Published:Sunday | May 8, 2016 | 12:00 AM
A man sits behind the steering wheel of a Tesla Model S electric car.
The Tesla Model X.


Tesla is fighting to sell its sleek electronic cars in Utah, arguing before the state supreme court that laws regulating traditional car dealers don't apply to it because its business model is fundamentally different.

The company built a US$3 million showroom in Salt Lake City but hasn't been able to sell new cars there because officials decided it breaks state laws about car makers owning dealerships.

Tesla has faced similar roadblocks elsewhere and they are still trying to get a licence to sell in four other states Michigan, Texas, Connecticut, and Arizona according to Tesla general counsel Todd Maron.

A proposal to change the law in Utah so that Tesla could sell failed this year after the company pulled its support, saying the fix was too restrictive because it would have barred them from keeping any inventory in the state at a time when they're gearing up to roll out the new, lower-priced Model 3.

The company decided to focus instead on a challenge they filed before the Utah Supreme Court over the decision to deny them a licence.

In court documents filed last Monday, Tesla lawyers argued that restricting their sales in Utah violates a free-market policy enshrined in the state constitution.

"Banning Tesla hurts everyone except the franchised dealers who are fighting so hard to protect their monopoly," Maron said in a statement.

Tesla lawyers argued that the Utah laws are designed to keep automakers from opening up shop and crowding out independent dealers who sell the same cars.

They say the rule doesn't apply to them because they have never sold through dealers.

The state disagrees. The Utah Attorney-General's Office argues that there are still regulations in a free market and laws keeping car makers from unfairly competing with dealerships do apply to Tesla.


Constitutional right

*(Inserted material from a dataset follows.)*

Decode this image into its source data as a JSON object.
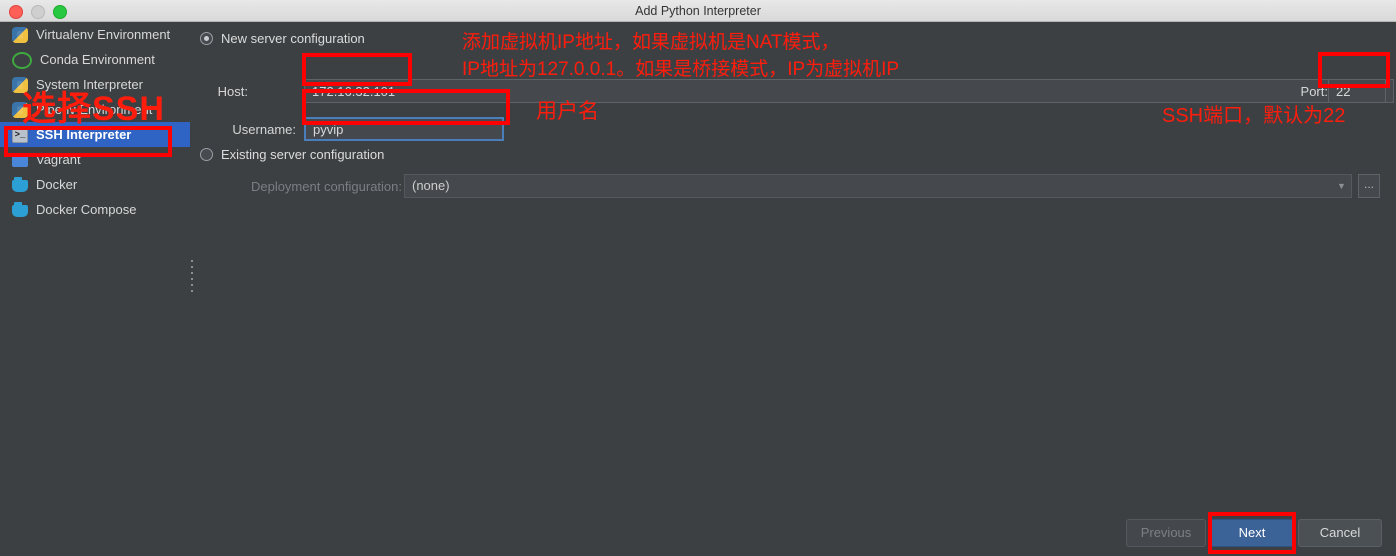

"In essence, Tesla argues it has a constitutional right to sell cars any way that Tesla prefers. But that's not the law no matter how strenuously Tesla UT tries to cloak its preferred business plan in constitutional garb," Utah Solicitor-General Tyler Green wrote in court documents.

He argues that the lack of a dealer licence hasn't hurt Tesla significantly because the company has nevertheless been able to sell 250 cars in the state.

Established car dealers argue that if Tesla gets permission to sell directly to customers, other automakers could move in and do the same thing.

However, Tesla says they can't sell through traditional dealers because they have to convince customers that an electric car is better than an internal combustion engine, a pitch that would be a conflict for a dealer that also relies on regular car sales.

The company did get a used-car licence for their Salt Lake City showroom, which allows people to test-drive and purchase used cars but not new ones.